Somerville’s Board of Health voted 2-1 this week to reject a proposed COVID-19 vaccination requirement for indoor businesses such as restaurants, gyms, clubs, and theaters.
“I don’t feel like I’m ready to sign on to this mandate for this virus at this time,” said Dr. Brian Green, chair of the health board, during the panel’s meeting prior to the vote Thursday night. “Because what we know about Omicron is that this is not going to have any effect of decreasing transmissibility in the restaurants and gyms.”
Green suggested he could support such a mandate under different circumstances.
“I think this is a really good policy for [an outbreak of] Delta,” he said. “And it’s a really good policy for a community that doesn’t have the kinds of vaccination rates that we already have.” According to the latest city data, 80.4 percent of Somerville residents are fully vaccinated. The city’s positivity rate is 13.23 percent over the past 14 days.
Omicron doesn’t meet the criteria that would make a vaccine mandate effective, he said.
Green said he had wanted to pass the proposed mandate with “half” of his heart.
“And with the other half of my heart, I just keep thinking, is this the way to gain trust,” to convince more people to get vaccinated? Green said.
The lone member of the board to vote for the proposed mandate was Robert Ciccia.
“Our position is, is this reasonable, right?” Ciccia said before the vote. “It’s not, is it perfect? Is it going to solve everything? Because the answer to those two are no. But is it reasonable? I think yeah, it is reasonable.”

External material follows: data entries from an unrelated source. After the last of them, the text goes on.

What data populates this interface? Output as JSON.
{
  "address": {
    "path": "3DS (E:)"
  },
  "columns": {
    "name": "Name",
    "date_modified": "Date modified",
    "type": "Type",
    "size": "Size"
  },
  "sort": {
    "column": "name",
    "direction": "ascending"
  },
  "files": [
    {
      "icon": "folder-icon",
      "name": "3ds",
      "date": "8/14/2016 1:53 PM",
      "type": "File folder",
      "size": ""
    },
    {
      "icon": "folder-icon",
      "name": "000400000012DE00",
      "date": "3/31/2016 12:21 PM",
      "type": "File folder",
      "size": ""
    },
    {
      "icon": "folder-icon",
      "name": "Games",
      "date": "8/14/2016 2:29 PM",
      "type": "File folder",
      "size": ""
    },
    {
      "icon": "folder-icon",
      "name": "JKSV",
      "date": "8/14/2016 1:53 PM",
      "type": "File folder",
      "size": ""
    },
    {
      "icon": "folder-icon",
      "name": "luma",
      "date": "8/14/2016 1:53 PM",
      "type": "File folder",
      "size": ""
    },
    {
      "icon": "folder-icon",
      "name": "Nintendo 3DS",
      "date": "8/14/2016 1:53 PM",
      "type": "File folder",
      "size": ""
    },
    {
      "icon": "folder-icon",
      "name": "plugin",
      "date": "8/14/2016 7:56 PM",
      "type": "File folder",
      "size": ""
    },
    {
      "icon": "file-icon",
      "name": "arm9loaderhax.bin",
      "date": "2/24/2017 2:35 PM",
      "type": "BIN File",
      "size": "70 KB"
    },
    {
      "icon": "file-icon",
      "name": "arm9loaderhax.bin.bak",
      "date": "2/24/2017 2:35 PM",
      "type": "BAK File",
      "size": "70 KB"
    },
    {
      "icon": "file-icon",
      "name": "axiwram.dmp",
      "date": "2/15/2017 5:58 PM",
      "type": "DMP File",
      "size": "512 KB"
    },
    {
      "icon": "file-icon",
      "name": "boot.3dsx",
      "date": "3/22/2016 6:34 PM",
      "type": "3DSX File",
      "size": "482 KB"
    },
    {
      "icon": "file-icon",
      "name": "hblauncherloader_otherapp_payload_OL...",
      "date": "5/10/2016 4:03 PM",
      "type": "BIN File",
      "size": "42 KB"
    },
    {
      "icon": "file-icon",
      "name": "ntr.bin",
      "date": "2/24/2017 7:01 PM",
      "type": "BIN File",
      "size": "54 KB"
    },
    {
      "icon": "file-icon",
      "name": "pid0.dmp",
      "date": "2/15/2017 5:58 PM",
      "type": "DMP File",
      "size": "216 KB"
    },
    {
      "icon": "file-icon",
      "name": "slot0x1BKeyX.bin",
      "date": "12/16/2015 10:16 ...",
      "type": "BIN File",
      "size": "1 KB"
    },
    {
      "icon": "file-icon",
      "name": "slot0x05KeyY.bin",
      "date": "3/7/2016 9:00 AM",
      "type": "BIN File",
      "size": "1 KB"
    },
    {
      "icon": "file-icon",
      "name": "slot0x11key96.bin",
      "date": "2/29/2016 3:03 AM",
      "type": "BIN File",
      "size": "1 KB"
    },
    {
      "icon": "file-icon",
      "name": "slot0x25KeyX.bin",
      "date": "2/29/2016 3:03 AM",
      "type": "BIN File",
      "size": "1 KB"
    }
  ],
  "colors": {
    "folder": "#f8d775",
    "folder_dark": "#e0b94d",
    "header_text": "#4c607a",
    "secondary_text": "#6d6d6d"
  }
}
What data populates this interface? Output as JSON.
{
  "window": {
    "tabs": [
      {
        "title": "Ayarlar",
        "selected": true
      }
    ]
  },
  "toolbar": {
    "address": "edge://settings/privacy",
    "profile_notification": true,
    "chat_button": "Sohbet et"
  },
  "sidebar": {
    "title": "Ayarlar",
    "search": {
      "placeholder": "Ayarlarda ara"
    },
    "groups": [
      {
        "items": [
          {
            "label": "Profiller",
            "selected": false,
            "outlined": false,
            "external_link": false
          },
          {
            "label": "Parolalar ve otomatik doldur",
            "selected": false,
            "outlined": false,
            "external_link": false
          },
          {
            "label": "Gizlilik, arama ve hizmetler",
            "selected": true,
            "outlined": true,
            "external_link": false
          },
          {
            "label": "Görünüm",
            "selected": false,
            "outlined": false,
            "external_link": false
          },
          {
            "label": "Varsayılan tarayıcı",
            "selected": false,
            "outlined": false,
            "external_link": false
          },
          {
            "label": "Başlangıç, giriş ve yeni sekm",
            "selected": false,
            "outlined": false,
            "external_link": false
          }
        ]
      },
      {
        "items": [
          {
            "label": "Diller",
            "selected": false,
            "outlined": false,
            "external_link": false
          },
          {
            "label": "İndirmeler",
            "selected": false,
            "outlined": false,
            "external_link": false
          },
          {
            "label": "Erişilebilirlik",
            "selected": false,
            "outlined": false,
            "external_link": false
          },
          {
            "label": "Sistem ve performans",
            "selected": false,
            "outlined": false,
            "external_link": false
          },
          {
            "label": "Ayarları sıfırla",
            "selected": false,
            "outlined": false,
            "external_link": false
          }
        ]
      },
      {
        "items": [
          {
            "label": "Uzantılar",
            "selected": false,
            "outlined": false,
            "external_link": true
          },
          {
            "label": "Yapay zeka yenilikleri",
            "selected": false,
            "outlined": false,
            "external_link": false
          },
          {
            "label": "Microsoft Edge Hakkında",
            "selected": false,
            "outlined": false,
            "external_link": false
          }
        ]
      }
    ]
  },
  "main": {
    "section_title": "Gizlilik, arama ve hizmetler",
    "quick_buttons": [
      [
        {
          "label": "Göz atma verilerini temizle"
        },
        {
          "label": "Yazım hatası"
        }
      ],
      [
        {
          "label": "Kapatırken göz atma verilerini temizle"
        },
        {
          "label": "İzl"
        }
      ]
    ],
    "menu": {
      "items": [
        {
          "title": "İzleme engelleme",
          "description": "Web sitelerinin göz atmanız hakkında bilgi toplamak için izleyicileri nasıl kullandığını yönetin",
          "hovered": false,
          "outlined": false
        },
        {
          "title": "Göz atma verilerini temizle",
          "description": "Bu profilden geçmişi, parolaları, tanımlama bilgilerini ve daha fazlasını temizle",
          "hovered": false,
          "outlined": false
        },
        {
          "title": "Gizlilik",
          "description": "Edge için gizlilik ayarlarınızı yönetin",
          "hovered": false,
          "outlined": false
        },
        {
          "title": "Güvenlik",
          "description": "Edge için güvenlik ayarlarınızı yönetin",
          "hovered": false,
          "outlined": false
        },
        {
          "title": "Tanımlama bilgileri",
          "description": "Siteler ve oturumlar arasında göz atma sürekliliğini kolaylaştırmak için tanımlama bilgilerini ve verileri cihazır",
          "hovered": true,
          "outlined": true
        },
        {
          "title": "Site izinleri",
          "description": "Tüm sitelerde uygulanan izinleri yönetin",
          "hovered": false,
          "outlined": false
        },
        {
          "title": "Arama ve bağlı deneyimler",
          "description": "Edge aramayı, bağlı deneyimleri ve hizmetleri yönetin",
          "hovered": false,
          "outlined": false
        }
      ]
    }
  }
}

Somerville Mayor Katjana Ballantyne said in a statement that the health board meeting highlighted the critical importance of vaccines in battling the pandemic.
“The important takeaway from last night’s hearing is that the Board and the City are in agreement that vaccination is critical to getting this virus under control,” Ballantyne said. “The question for us is which tools do we use to advance that goal. Naturally, we were hoping the Board would support the proposed requirement, but I respect their decision and their thoughtful deliberation, so today we move on to the next effort.”
Ballantyne added that the “focus now, as before, remains fully on using every strategy we have to take on the pandemic. Since day one in office, I’ve had staff doubling down to increase access to testing, masks, vaccines, information, and financial and health supports. This decision will not slow us down, it just adds fuel to our efforts to address the virus on every front.”
Other communities including Boston have recently adopted proof of vaccination requirements to enter certain indoor businesses.
The Boston mandate. which took effect Jan. 15, requires patrons of dine-in restaurants, bars, gyms, and entertainment venues to show proof of at least one shot, a requirement that will increase to proof of two shots starting Feb. 15 for those age 12 and over.
Starting March 1, children ages 5 to 11 will have to show proof of at least one shot to get into the Boston businesses, and they’ll need proof of full vaccination by May 1. People are considered fully vaccinated once they get two doses of the Pfizer or Moderna vaccine, or the single-shot Johnson & Johnson vaccine.
Boosters after full vaccination are recommended by public health specialists but not currently required for entering the Boston businesses specified in the vaccine mandate.
“This is a response that is rooted in science and public health,” Mayor Michelle Wu said last month in announcing the indoor business mandate and a strengthened vaccination mandate for city workers.
Material from prior Globe stories was used in this report.